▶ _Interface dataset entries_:
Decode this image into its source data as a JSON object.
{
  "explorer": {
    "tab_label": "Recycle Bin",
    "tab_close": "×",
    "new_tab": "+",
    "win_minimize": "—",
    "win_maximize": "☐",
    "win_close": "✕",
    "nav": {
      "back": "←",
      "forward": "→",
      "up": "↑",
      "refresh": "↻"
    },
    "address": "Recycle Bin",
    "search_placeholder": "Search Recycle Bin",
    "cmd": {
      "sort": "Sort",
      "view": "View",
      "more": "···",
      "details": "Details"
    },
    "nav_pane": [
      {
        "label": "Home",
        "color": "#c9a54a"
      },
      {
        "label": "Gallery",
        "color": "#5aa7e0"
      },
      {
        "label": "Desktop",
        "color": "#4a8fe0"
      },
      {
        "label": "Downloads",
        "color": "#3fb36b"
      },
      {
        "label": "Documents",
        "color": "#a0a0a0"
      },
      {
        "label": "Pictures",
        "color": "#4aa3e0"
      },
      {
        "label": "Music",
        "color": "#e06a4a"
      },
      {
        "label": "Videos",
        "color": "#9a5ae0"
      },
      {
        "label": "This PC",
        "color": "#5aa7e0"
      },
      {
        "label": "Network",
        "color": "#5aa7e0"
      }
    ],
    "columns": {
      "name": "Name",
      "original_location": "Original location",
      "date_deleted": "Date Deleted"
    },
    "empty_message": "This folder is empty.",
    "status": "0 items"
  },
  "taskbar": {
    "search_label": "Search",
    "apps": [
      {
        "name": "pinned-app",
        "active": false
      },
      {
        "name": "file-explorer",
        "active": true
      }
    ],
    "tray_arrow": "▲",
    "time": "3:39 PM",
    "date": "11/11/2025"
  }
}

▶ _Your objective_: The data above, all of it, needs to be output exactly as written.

▶ _Solved problem_:
Decode this image into its source data as a JSON object.
{
  "explorer": {
    "tab_label": "Recycle Bin",
    "tab_close": "×",
    "new_tab": "+",
    "win_minimize": "—",
    "win_maximize": "☐",
    "win_close": "✕",
    "nav": {
      "back": "←",
      "forward": "→",
      "up": "↑",
      "refresh": "↻"
    },
    "address": "Recycle Bin",
    "search_placeholder": "Search Recycle Bin",
    "cmd": {
      "sort": "Sort",
      "view": "View",
      "more": "···",
      "details": "Details"
    },
    "nav_pane": [
      {
        "label": "Home",
        "color": "#c9a54a"
      },
      {
        "label": "Gallery",
        "color": "#5aa7e0"
      },
      {
        "label": "Desktop",
        "color": "#4a8fe0"
      },
      {
        "label": "Downloads",
        "color": "#3fb36b"
      },
      {
        "label": "Documents",
        "color": "#a0a0a0"
      },
      {
        "label": "Pictures",
        "color": "#4aa3e0"
      },
      {
        "label": "Music",
        "color": "#e06a4a"
      },
      {
        "label": "Videos",
        "color": "#9a5ae0"
      },
      {
        "label": "This PC",
        "color": "#5aa7e0"
      },
      {
        "label": "Network",
        "color": "#5aa7e0"
      }
    ],
    "columns": {
      "name": "Name",
      "original_location": "Original location",
      "date_deleted": "Date Deleted"
    },
    "empty_message": "This folder is empty.",
    "status": "0 items"
  },
  "taskbar": {
    "search_label": "Search",
    "apps": [
      {
        "name": "pinned-app",
        "active": false
      },
      {
        "name": "file-explorer",
        "active": true
      }
    ],
    "tray_arrow": "▲",
    "time": "3:39 PM",
    "date": "11/11/2025"
  }
}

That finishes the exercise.